Also, families today spend an average of NIS 120 a month on drugs, and NIS 46.50 a month on optical glasses, the Central Bureau of Statistics says.

"Private spending on healthcare is indicative of the degree of solidarity in the healthcare system. The trend is a red flag," says Gabi Ben Non, a professor at the Department of Health Systems Management at Ben-Gurion University of the Negev in Be'er Sheva.

Slight trend change?

This year, the healthcare system is anticipating a slight change in trend because of Deputy Health Minister Yaakov Litzman's plan to provide free dental care to children up to age 8. His program came into effect last month. But the impact on family spending on healthcare is not great.

In international terms, Israel's national expenditure on healthcare as a function of gross domestic product is low, compared with 23 members of the Organization of Economic Cooperation and Development, which Israel joined this year. In the United States, spending comprises 16% of GDP; in Switzerland and France it's 11%, while in Israel, as said, it's a hair under 8%. However, Israel spends more as a function of GDP than do Mexico (6% ), South Korea (7% ) and Turkey (6% ).
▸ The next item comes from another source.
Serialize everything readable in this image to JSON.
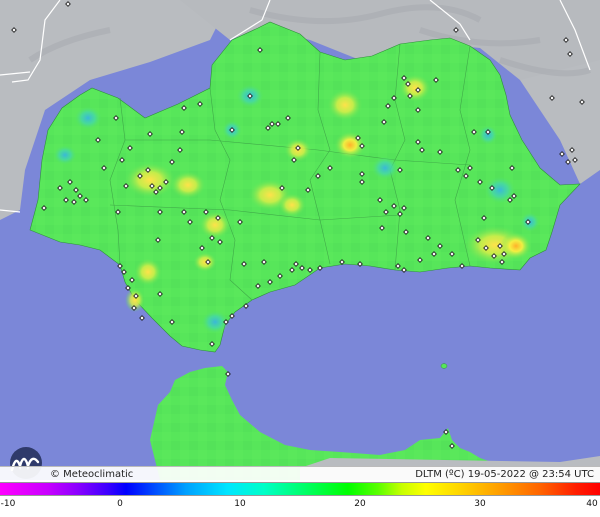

In short, Israel spends $2,135 per capita on healthcare a year (see bar chart ), while the United States leads the pack with per-capita spending of $7,538 a year. Turkey spends $767 per capita on healthcare a year.

Israel is bucking the global trend, says Ben Non. In the OECD, average spending on healthcare grew from 7.8% of GDP in 2000 to 8.7% in 2008. The comparable figure for Israel remained unchanged.

"Spending around the world increased because of the aging of the population, increased demand and rising cost of technology," Ben Non says. One of the reasons spending in Israel hasn't increased is the lack of investment in increasing the number of hospital beds and jobs in healthcare, he says.